“You know what they call people who use NFP, don’t you? … Pregnant!” That’s just one of the many jokes made about this long-standing Catholic practice I’ve heard over the years. I came of age in the ’70s, when we referred to NFP as the “Rhythm Method.” Sadly, a number of my friends, both married and single, found it inconvenient and ineffective; many of them chose instead to use pharmaceutical aids like birth control pills, contraceptive barriers like diaphragms, or IUDs.
It was all about convenience, ease of use, and perceived sexual freedom as a part of the social movement of the time. How times are changing as a new generation comes of age. The new social movement promotes health and wellness over convenience. They are willing to go the extra mile, pay extra money, and take on a new role in relationships — if it is in the name of healthier living.

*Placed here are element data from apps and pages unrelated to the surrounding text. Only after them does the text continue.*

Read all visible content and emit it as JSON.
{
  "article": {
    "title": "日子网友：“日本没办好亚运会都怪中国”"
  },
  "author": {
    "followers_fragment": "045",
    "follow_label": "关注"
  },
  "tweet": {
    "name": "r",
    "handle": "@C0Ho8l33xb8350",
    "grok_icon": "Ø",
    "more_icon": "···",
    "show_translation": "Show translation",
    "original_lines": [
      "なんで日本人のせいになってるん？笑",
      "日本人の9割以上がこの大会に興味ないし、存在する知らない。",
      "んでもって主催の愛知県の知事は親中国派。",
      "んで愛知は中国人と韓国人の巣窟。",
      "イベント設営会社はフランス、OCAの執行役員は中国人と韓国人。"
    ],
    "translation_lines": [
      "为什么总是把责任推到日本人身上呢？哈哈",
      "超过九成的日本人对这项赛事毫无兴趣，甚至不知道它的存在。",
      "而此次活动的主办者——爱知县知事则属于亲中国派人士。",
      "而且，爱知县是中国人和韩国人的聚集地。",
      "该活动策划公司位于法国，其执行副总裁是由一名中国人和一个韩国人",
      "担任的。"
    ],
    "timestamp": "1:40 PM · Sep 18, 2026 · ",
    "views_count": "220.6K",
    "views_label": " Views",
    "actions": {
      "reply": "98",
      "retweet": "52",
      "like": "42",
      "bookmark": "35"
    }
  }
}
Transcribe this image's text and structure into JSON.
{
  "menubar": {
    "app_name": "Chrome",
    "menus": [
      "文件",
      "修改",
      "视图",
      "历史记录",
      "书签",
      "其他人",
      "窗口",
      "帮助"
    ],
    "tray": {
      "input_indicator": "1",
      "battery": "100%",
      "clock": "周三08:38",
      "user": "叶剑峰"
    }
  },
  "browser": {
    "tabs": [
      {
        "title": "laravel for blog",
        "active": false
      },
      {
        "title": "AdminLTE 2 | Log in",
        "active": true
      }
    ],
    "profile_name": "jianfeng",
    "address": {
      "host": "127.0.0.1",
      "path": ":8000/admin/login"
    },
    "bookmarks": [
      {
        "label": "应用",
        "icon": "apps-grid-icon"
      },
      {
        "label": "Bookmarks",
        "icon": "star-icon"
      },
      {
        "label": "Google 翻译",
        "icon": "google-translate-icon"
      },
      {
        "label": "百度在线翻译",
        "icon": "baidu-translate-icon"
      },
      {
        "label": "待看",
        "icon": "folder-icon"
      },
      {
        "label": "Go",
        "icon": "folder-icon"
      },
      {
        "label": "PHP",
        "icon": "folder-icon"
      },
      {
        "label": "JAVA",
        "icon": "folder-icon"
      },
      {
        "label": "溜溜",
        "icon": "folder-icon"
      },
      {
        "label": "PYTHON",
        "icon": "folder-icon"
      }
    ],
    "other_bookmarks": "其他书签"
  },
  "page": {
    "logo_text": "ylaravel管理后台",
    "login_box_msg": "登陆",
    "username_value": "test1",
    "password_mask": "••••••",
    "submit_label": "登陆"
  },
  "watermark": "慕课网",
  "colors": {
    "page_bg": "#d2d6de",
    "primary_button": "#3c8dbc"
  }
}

Such a shift from the fast-food culture of old that chose convenience over everything! Decades down the road, we’ve learned that the convenient use of pharmaceuticals has injected caustic chemicals into the bodies of many women: chemicals now identified as cancer-causing agents that the new generation has seen kill family and friends. They don’t want to expose their bodies to anything “un-natural.”
Another trend that is sparking more interest around more natural family planning is infertility. The USCCB shared a number of resources to help promote NFP Week that included articles and videos from couples who reported a common practice of doctors deeming couples infertile and referring them to infertility specialist. This practice, again, fuels a burgeoning medical industry of alternative and what some may term “un-natural” family planning methods. As the social media consultant for my parish, I reviewed the resources and was surprised how much the perception of this age-old Catholic practice has changed.
It’s not just about “not getting pregnant,” nor is it just about “procreation,” and it’s no longer just about the woman — it’s about the relationship between a couple. So many of the articles chronicled how becoming in tune with your body led to diagnosis to non-reproductive medical conditions. One woman whose menses were irregular was able to use her charting to help her doctor diagnose Hashimoto’s disease; her irregularity was a symptom that had been overlooked.
In a recent article from Aleteia, a couple practicing NFP shared their experience via social media. Jenny Uebbing is a speaker and blogger at “Mama Loves Coffee,” and her personal experience has inspired her to create a program she calls “Off the Charts” to support couples living with NFP. In fact, this new generation of NFPer’s describe it as a lifestyle.
Another revelation was how much the practice helps both the man and the woman understand their biological urges in such a way that they become in sync. It helps them learn sacrifice, respect, communication, compromise, and emotional intelligence. NFP provides couples with real tools to meet challenges — if they are willing to do the work!
In our Catholic culture, there are often misconceptions about a person’s position on their family planning. People assume that if you are married and a certain age you should have children. As a person who does not have children, I find that some make the assumption that it is by design: that I don’t have children because I don’t like them, or my career superseded my call to procreate. Yes, some people have made those assumptions out loud. In truth, it wasn’t ordained by God that I become a mom. There are medical reasons that precluded me from having children, but even if I didn’t because of the aforementioned reasons, others shouldn’t judge me.
As we focus on ways to pray for those who are challenged with family planning this week, amplify your understanding of the impact of fertility or infertility on couples and the stability of familiy structure in our society. Let us us also remember to pray for the cause of sainthood for the venerable Fr. Peyton.
“The family that prays together stays together” – Venerable Fr. Patrick Peyton
Copyright 2019 Sherry Hayes-Peirce